The U.S. coal industry is expected to have a comeback year in 2014, regaining some of the ground it lost in the electric power industry over the last three years or so. Low-cost natural gas shoved aside the coal industry, which has been plagued by rising costs and increasingly stringent environmental regulations. But the run up in natural gas prices since 2012 – especially since the beginning of 2014 – provides an economic lifeline for struggling coal businesses. Coal can compete once again, at least for the time being.
That may be true as far as the economics go. But the coal industry has had a truly epic year so far in terms of environmental damage and bad publicity. The industry's multiyear campaign to rebrand itself as "clean coal," has achieved a certain level of success. Even President Obama has bought into this idea, if only to throw the industry a bone as his administration tightens the screws on air pollution. His latest budget calls for an increase in spending under DOE's Clean Coal Research program.
But that rebranding has run into some serious trouble. Over the last two months, the coal industry seems like it can't get out of its own way. First came the chemical spill in West Virginia that cut off water supplies to 300,000 people. Then Duke Energy leaked tons of coal ash and millions of gallons of contaminated water into the Dan River in North Carolina. Then there was a second toxic coal spill in West Virginia. Then Duke managed a second leak into the Dan River. It was almost as if coal companies in the two states were competing for headlines.

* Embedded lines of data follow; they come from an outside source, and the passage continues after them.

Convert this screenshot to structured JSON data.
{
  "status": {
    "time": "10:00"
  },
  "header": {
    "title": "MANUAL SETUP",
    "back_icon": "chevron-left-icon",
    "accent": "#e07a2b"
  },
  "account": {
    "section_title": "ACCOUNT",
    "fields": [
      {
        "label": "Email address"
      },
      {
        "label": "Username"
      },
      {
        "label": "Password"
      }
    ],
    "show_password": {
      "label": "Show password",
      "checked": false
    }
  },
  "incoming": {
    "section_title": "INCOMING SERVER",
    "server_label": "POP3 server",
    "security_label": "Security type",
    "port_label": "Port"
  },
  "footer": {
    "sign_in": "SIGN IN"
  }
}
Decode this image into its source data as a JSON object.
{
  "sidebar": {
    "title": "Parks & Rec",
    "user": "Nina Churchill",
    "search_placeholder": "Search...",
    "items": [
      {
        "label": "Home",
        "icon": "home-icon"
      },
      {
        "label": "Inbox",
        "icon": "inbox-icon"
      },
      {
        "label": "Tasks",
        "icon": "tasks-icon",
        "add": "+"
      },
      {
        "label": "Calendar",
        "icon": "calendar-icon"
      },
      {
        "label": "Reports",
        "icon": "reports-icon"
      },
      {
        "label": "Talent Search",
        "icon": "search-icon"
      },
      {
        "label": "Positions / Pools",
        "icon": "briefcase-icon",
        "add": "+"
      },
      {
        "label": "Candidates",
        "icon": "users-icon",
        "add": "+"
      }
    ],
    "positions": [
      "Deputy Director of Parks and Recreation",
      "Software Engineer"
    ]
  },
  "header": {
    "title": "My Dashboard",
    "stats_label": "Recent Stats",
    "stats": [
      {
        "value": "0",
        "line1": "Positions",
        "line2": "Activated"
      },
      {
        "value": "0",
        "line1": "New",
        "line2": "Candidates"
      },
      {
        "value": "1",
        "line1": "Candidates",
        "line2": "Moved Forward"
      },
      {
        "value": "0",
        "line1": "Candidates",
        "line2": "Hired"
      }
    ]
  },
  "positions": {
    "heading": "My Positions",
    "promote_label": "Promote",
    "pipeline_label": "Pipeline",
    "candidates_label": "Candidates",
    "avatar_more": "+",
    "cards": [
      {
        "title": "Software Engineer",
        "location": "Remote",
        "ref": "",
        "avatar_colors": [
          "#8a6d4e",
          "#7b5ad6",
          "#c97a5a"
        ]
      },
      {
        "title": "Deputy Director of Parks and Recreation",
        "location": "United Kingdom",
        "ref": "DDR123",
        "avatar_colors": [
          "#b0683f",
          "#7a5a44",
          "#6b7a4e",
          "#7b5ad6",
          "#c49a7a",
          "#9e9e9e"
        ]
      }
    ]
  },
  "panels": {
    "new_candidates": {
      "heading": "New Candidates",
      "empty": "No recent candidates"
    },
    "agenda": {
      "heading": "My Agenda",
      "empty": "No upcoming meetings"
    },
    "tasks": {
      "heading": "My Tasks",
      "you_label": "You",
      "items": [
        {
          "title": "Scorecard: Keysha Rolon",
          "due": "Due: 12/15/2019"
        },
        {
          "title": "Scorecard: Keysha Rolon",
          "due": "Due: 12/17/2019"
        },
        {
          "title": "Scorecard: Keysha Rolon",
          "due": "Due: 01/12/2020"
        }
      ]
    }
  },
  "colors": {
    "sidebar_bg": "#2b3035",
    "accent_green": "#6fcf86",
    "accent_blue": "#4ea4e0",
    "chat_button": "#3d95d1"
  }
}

The latest news is that the EPA has fined Alpha Natural Resources $27.5 million for violating water pollution rules. One of the largest coal producers in the country, Alpha will have to spend an additional $200 million to install pollution control equipment at its mines to reduce toxic waste discharges. The costs will hit Alpha pretty hard, but many environmentalists see it a different way. The coal industry has repeatedly and systematically violated environmental laws that they seemingly factor in fines to their operations.
"These problems continue and the government's solution is the same: fines and a plan to make individual mines better — which didn't stop the problems last time," said Dianne Bady, founder of the Ohio Valley Environmental Coalition, according to Al-Jazeera America. "Considering that Alpha is a four billion dollar company, this fine is just another acceptable cost of doing business."
Coal's allies are still fighting for the industry. Just this week, Senator Joe Manchin (D-WV) and Rep. Ed Whitfield (R-KY) pushed a bill that would largely strip the EPA of its ability to put greenhouse gas emissions limits on existing power plants. The House may pass it, but it is likely going nowhere in the Senate. And President Obama would veto it even if it did get to his desk.
While the fight at the federal level has been going on as long as Obama has been in the White House, what is different this time around is the harm being done to coal on its home turf. The string of environmental disasters in only two months of the year to date has likely done irreparable harm to the industry's image. The disaster in North Carolina may go all the way to the Governor's office, exposing a cozy relationship between government and industry. In West Virginia, where the government and coal have a quasi-symbiotic relationship, coal's allies have been scrambling to minimize the damage to the industry and stave off regulation in an anti-regulatory state. To be sure, the states that have traditionally supported coal show no signs of abandoning it, but with so many people so clearly affected by environmental mishaps over the last two months, support for coal even among its allies might be a bit more muted going forward. And with the industry fighting for its very survival over the long-term, it cannot afford to lose public support.